START Records for processing

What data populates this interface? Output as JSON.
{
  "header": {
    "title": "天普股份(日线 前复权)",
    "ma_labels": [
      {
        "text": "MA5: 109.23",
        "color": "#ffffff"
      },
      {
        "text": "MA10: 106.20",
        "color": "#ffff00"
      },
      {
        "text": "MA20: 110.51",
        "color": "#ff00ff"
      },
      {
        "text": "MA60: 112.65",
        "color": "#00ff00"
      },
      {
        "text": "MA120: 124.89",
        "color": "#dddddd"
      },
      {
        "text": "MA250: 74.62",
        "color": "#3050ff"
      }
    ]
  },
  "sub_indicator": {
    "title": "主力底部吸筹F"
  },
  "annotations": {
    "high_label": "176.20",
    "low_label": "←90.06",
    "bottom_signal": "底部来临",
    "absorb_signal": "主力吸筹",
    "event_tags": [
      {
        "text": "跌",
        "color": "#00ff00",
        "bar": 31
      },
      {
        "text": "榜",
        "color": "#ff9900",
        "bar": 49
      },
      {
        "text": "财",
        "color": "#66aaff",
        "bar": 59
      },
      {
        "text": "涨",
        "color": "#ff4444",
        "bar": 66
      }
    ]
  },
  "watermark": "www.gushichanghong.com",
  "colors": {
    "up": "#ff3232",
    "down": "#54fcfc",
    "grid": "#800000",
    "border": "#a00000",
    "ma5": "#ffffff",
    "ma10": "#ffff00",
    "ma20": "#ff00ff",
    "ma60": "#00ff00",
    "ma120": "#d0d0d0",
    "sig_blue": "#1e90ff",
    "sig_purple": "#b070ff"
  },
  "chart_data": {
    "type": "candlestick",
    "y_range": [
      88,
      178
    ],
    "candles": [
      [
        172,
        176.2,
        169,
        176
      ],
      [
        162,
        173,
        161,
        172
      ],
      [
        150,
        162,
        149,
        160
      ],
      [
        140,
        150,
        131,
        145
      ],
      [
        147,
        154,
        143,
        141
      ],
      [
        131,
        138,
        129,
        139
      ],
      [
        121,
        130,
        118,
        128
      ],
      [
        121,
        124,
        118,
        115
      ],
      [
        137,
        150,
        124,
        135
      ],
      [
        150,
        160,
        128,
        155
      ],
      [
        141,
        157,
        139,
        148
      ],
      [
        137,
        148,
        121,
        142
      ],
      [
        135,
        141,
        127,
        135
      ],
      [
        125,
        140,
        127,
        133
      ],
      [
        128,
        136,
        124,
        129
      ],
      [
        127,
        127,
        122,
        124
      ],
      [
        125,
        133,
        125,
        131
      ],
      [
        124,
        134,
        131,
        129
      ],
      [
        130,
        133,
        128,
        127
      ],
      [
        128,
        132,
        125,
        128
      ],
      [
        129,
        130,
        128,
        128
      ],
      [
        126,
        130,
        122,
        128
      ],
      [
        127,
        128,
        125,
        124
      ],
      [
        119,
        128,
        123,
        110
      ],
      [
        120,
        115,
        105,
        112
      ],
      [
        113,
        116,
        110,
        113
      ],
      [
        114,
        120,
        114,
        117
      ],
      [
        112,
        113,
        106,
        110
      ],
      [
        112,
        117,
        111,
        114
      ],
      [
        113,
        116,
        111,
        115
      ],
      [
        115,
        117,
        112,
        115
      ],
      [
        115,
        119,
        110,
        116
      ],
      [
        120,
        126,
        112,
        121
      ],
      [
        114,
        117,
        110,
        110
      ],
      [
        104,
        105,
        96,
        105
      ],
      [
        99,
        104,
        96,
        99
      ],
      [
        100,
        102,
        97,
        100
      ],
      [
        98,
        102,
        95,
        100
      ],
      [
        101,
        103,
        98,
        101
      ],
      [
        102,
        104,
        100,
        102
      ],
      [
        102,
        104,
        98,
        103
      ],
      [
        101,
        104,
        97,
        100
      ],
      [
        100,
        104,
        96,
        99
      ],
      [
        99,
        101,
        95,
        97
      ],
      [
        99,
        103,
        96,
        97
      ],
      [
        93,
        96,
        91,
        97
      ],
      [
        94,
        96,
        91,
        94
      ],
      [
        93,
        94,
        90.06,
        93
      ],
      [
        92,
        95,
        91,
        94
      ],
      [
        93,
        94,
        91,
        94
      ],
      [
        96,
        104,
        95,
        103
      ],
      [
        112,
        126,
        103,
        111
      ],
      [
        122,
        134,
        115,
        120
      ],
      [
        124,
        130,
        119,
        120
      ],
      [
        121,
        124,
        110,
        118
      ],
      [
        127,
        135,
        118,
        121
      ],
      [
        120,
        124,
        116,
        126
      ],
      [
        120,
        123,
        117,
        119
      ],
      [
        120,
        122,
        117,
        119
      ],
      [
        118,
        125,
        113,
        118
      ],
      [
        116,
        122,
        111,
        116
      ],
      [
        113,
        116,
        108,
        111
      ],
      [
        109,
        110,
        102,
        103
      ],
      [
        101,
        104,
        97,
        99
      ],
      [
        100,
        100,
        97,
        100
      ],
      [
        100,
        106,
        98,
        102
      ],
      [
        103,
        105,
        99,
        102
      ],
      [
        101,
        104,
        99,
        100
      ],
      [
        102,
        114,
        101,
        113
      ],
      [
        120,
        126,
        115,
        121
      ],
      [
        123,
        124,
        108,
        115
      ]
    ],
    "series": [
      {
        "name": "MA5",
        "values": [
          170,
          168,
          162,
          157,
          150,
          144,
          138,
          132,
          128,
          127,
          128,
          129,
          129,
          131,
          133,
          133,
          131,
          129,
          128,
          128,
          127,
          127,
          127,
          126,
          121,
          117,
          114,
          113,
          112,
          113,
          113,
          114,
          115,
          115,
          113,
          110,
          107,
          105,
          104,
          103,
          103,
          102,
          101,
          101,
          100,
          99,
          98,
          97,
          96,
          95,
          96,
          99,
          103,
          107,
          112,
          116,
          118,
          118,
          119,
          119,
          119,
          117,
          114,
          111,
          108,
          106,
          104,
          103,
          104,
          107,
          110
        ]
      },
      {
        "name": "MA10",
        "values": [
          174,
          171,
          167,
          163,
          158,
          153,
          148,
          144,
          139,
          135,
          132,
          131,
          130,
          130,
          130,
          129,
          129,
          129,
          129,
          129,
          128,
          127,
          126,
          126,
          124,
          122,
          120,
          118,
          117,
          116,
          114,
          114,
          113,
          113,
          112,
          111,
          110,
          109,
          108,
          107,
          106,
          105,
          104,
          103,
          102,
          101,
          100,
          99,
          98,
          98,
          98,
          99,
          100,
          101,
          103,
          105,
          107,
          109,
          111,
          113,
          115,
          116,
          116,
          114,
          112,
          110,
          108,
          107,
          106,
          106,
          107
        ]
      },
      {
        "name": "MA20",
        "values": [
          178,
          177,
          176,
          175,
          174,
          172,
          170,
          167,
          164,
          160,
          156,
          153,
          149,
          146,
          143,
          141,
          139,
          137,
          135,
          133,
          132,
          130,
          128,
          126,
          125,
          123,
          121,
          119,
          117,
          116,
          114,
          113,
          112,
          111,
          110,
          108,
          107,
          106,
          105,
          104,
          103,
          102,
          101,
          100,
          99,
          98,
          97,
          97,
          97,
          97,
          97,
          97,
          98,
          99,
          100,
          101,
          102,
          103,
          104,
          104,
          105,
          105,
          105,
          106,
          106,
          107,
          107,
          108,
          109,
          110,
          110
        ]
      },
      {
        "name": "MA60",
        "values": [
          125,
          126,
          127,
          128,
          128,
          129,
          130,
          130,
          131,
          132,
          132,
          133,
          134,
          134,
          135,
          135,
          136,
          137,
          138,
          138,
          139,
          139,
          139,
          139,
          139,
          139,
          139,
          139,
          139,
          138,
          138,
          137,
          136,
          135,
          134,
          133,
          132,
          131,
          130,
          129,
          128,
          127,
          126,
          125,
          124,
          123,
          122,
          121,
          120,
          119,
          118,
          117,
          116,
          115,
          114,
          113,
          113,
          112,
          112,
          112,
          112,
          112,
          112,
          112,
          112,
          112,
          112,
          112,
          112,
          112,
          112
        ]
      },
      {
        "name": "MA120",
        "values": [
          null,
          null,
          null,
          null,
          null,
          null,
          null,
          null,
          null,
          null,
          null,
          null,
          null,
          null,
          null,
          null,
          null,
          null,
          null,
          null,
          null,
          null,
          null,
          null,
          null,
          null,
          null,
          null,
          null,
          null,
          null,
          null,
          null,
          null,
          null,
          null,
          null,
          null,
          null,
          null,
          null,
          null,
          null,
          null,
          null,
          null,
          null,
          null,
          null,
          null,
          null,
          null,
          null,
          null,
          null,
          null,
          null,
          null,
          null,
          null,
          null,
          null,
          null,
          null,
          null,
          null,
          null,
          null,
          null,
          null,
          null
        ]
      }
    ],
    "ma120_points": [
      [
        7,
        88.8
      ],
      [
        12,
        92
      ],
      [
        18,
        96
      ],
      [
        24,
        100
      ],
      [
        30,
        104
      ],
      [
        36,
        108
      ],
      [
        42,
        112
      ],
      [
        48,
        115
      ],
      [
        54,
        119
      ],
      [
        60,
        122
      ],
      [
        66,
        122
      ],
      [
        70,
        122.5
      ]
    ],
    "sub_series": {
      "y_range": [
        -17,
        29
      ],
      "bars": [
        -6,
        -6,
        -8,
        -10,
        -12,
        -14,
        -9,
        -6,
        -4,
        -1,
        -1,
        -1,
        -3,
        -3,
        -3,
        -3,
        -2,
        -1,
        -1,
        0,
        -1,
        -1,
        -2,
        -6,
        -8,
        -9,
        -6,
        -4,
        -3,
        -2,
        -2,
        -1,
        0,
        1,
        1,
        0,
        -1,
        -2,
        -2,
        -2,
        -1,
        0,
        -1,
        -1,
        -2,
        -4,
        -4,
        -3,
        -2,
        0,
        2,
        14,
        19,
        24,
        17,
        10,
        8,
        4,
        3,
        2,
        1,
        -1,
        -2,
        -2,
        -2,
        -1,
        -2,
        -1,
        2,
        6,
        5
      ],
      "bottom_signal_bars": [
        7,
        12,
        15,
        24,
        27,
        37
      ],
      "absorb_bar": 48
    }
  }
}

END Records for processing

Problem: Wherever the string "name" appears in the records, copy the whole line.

Exercise answer:
        "name": "MA5",
        "name": "MA10",
        "name": "MA20",
        "name": "MA60",
        "name": "MA120",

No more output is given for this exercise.